Whether or not they wanted to repeal the ACA, across the board, panelists and speakers advocated for change. Stephanie Carleton from McKinsey & Company lamented that, for many middle-class Americans, premiums are half of a mortgage payment. Brian Webb of the National Association of Insurance Commissioners voiced state concerns, urging more consistency in federal regulations and increased state flexibility. Liz Fowler, who played a major part in drafting the ACA, offered that there was bipartisan agreement in what needs to change, but called for an end to catastrophic rhetoric surrounding the law. “Are we there yet?” she posited, “Not quite, but let’s not tear down everything.”
An ACA Alternative
Panelists also considered how to replace the ACA, should it be repealed. Bill Hoagland from the Bipartisan Policy Center acknowledged that “the proverbial dog has caught the car, and now what does the dog do with the car?” After praising the Cassidy-Collins compromise allowing states to keep ACA reforms for it’s emphasis on state flexibility, Hoagland mentioned Rand Paul’s plan, and asserted that Health Savings Accounts (HSAs) would be part of whatever Republican replacement plan comes to the forefront.
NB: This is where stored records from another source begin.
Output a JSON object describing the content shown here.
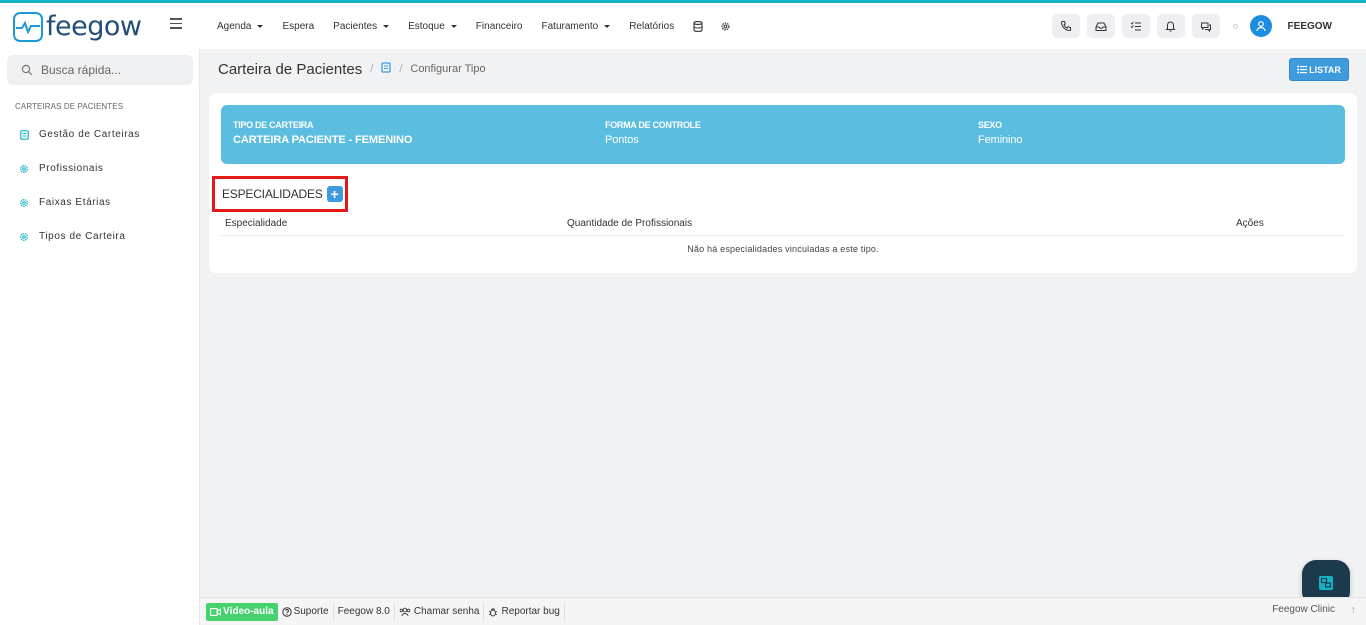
{
  "app": {
    "logo_text": "feegow",
    "accent_color": "#16b3c6"
  },
  "nav": {
    "items": [
      {
        "label": "Agenda",
        "dropdown": true
      },
      {
        "label": "Espera",
        "dropdown": false
      },
      {
        "label": "Pacientes",
        "dropdown": true
      },
      {
        "label": "Estoque",
        "dropdown": true
      },
      {
        "label": "Financeiro",
        "dropdown": false
      },
      {
        "label": "Faturamento",
        "dropdown": true
      },
      {
        "label": "Relatórios",
        "dropdown": false
      }
    ],
    "icons": [
      "database-icon",
      "gear-icon"
    ]
  },
  "header_right": {
    "buttons": [
      "phone-icon",
      "inbox-icon",
      "checklist-icon",
      "bell-icon",
      "chat-icon"
    ],
    "user_name": "FEEGOW"
  },
  "sidebar": {
    "search_placeholder": "Busca rápida...",
    "section_title": "CARTEIRAS DE PACIENTES",
    "items": [
      {
        "label": "Gestão de Carteiras",
        "icon": "book-icon"
      },
      {
        "label": "Profissionais",
        "icon": "gear-icon"
      },
      {
        "label": "Faixas Etárias",
        "icon": "gear-icon"
      },
      {
        "label": "Tipos de Carteira",
        "icon": "gear-icon"
      }
    ]
  },
  "breadcrumb": {
    "title": "Carteira de Pacientes",
    "separator": "/",
    "current": "Configurar Tipo"
  },
  "toolbar": {
    "listar_label": "LISTAR"
  },
  "info": {
    "tipo_label": "TIPO DE CARTEIRA",
    "tipo_value": "CARTEIRA PACIENTE - FEMENINO",
    "forma_label": "FORMA DE CONTROLE",
    "forma_value": "Pontos",
    "sexo_label": "SEXO",
    "sexo_value": "Feminino"
  },
  "especialidades": {
    "title": "ESPECIALIDADES",
    "add_label": "+",
    "columns": [
      "Especialidade",
      "Quantidade de Profissionais",
      "Ações"
    ],
    "empty_message": "Não há especialidades vinculadas a este tipo."
  },
  "footer": {
    "video_label": "Vídeo-aula",
    "suporte_label": "Suporte",
    "version_label": "Feegow 8.0",
    "chamar_label": "Chamar senha",
    "bug_label": "Reportar bug",
    "brand_label": "Feegow Clinic",
    "up_label": "↑"
  }
}
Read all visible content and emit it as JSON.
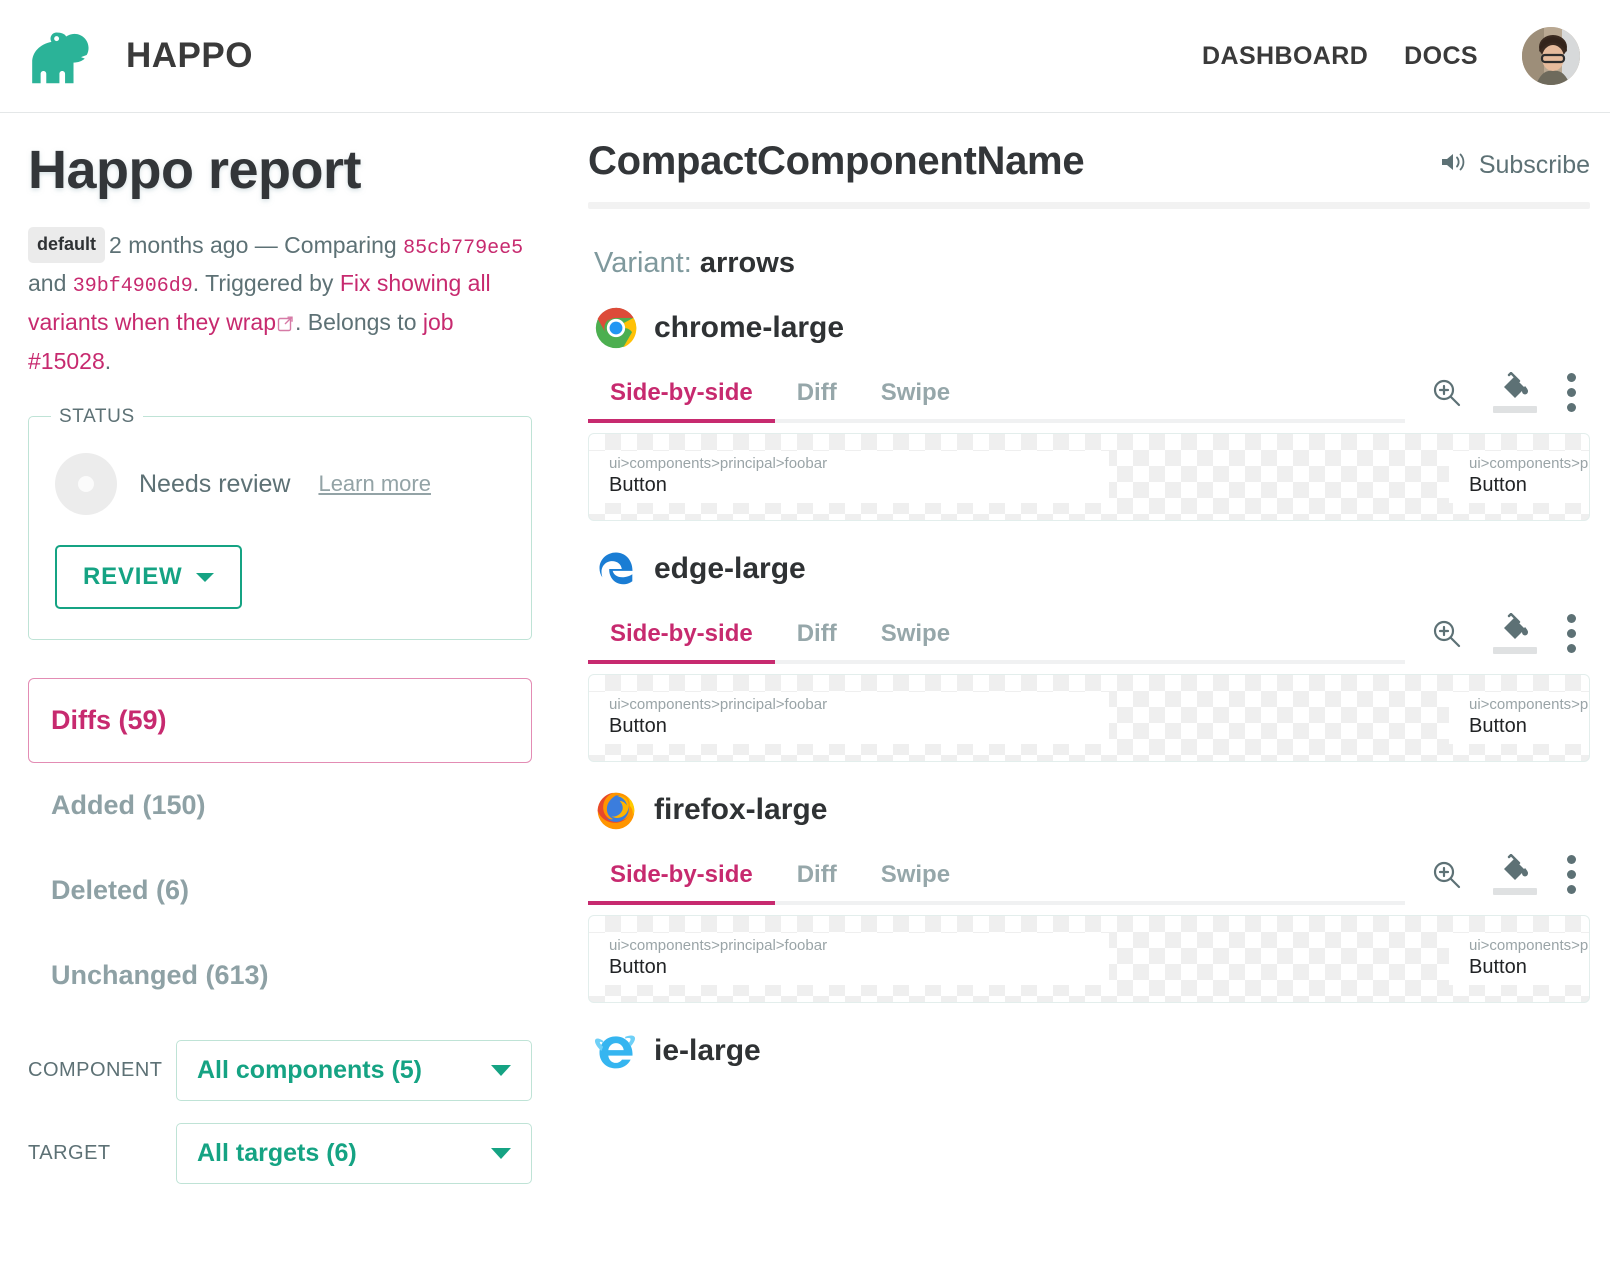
{
  "header": {
    "logo_icon": "hippo-logo-icon",
    "brand": "HAPPO",
    "nav": [
      {
        "label": "DASHBOARD",
        "name": "nav-dashboard"
      },
      {
        "label": "DOCS",
        "name": "nav-docs"
      }
    ],
    "avatar_label": ""
  },
  "sidebar": {
    "title": "Happo report",
    "meta": {
      "badge": "default",
      "time": "2 months ago — Comparing ",
      "hash_before": "85cb779ee5",
      "and": " and ",
      "hash_after": "39bf4906d9",
      "triggered_prefix": ". Triggered by ",
      "trigger_link": "Fix showing all variants when they wrap",
      "belongs_prefix": ". Belongs to ",
      "job_link": "job #15028",
      "period": "."
    },
    "status": {
      "legend": "STATUS",
      "state": "Needs review",
      "learn_more": "Learn more",
      "review_button": "REVIEW"
    },
    "filters": [
      {
        "label": "Diffs (59)",
        "name": "filter-diffs",
        "active": true
      },
      {
        "label": "Added (150)",
        "name": "filter-added",
        "active": false
      },
      {
        "label": "Deleted (6)",
        "name": "filter-deleted",
        "active": false
      },
      {
        "label": "Unchanged (613)",
        "name": "filter-unchanged",
        "active": false
      }
    ],
    "selects": [
      {
        "label": "COMPONENT",
        "value": "All components (5)",
        "name": "component-select"
      },
      {
        "label": "TARGET",
        "value": "All targets (6)",
        "name": "target-select"
      }
    ]
  },
  "main": {
    "component_title": "CompactComponentName",
    "subscribe": {
      "icon": "speaker-icon",
      "label": "Subscribe"
    },
    "variant_label": "Variant:",
    "variant_name": "arrows",
    "tabs": [
      "Side-by-side",
      "Diff",
      "Swipe"
    ],
    "active_tab": "Side-by-side",
    "tools": [
      "zoom-in-icon",
      "paint-bucket-icon",
      "more-options-icon"
    ],
    "browsers": [
      {
        "name": "chrome-large",
        "icon": "chrome-icon"
      },
      {
        "name": "edge-large",
        "icon": "edge-icon"
      },
      {
        "name": "firefox-large",
        "icon": "firefox-icon"
      },
      {
        "name": "ie-large",
        "icon": "internet-explorer-icon"
      }
    ],
    "snapshot": {
      "path": "ui>components>principal>foobar",
      "button_label": "Button",
      "path_truncated": "ui>components>"
    }
  },
  "colors": {
    "brand_teal": "#15a383",
    "accent_pink": "#c72a6f",
    "muted": "#5d7175"
  }
}
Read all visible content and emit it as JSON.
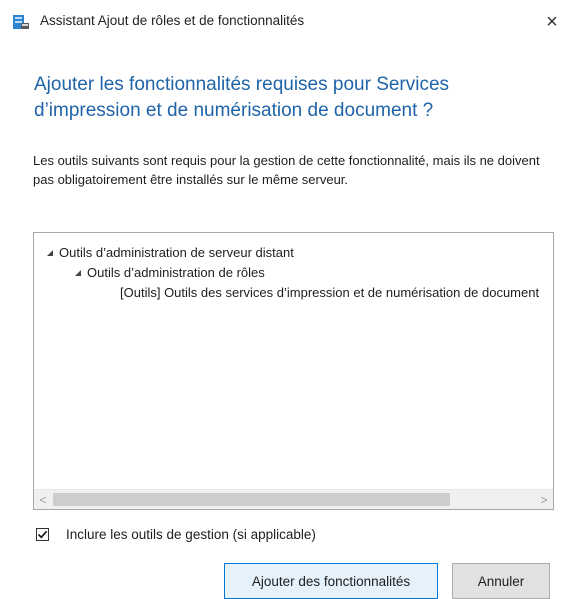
{
  "window": {
    "title": "Assistant Ajout de rôles et de fonctionnalités",
    "close_glyph": "×",
    "icon": "server-manager-icon"
  },
  "dialog": {
    "heading": "Ajouter les fonctionnalités requises pour Services d’impression et de numérisation de document ?",
    "description": "Les outils suivants sont requis pour la gestion de cette fonctionnalité, mais ils ne doivent pas obligatoirement être installés sur le même serveur."
  },
  "tree": {
    "items": [
      {
        "label": "Outils d’administration de serveur distant",
        "level": 0,
        "expanded": true
      },
      {
        "label": "Outils d’administration de rôles",
        "level": 1,
        "expanded": true
      },
      {
        "label": "[Outils] Outils des services d’impression et de numérisation de document",
        "level": 2
      }
    ],
    "scroll_left_glyph": "<",
    "scroll_right_glyph": ">"
  },
  "include_tools": {
    "label": "Inclure les outils de gestion (si applicable)",
    "checked": true
  },
  "buttons": {
    "add_label": "Ajouter des fonctionnalités",
    "cancel_label": "Annuler"
  }
}
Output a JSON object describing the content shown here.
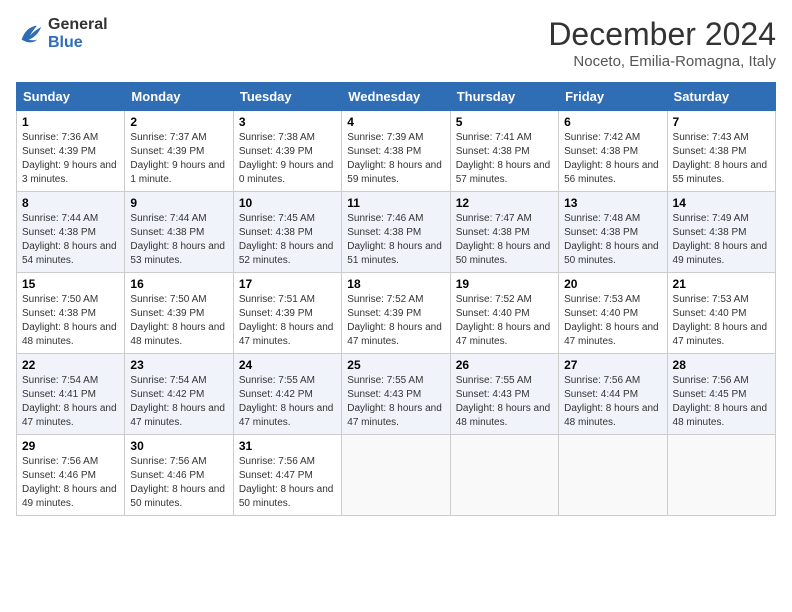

Some experts maintained that we haven’t yet seen the actual replacement bill, speculating that the collection of proposals would eventually coalesce and include some standard Republican health policies. Antos promoted stabilizing the risk pool by encouraging healthy people to enroll, perhaps through a continuous coverage provision, a point reiterated by Chris Holt of the American Action Forum during his presentation. Age bands and essential health benefits were cited by many critics of the ACA as driving up prices for young and healthy people, leading to a less-healthy risk pool; they called for fewer regulations on insurance companies, such as Roy’s idea to move maternity coverage from a mandatory benefit to a separate rider, reducing costs for men and women who aren’t of childbearing age.
Other Republican proposals drew sharp criticism, even from proponents of a repeal strategy. Interstate sale of insurance, for example, was condemned by Holt, who warned of a potential regulatory race to the bottom. Antos, who has previously called for high risk pools, noted that they would need to be funded at a higher level than in the past, with an option to “graduate” back to the commercial market. ACA advocates chimed in, including Peter Lee, Director of the ACA’s first state-based exchange, Covered California, who warned against regressive financial assistance proposals like a flat subsidy without any income adjustment. Jennings, responding to calls for state flexibility in Medicaid, asserted that Republican proposals to increase state flexibility include major cuts to federal funding.
Since the election in November, health wonks have been busy. The ACA fundamentally changed our health care system, putting consumers first in a business that, as Jennings noted, profited by discriminating against sick people. As the stack of replacement bills gets higher and political pressure mounts, policy experts play a critical role in shedding light on past problems and projecting the future impact of proposals that will touch millions of people.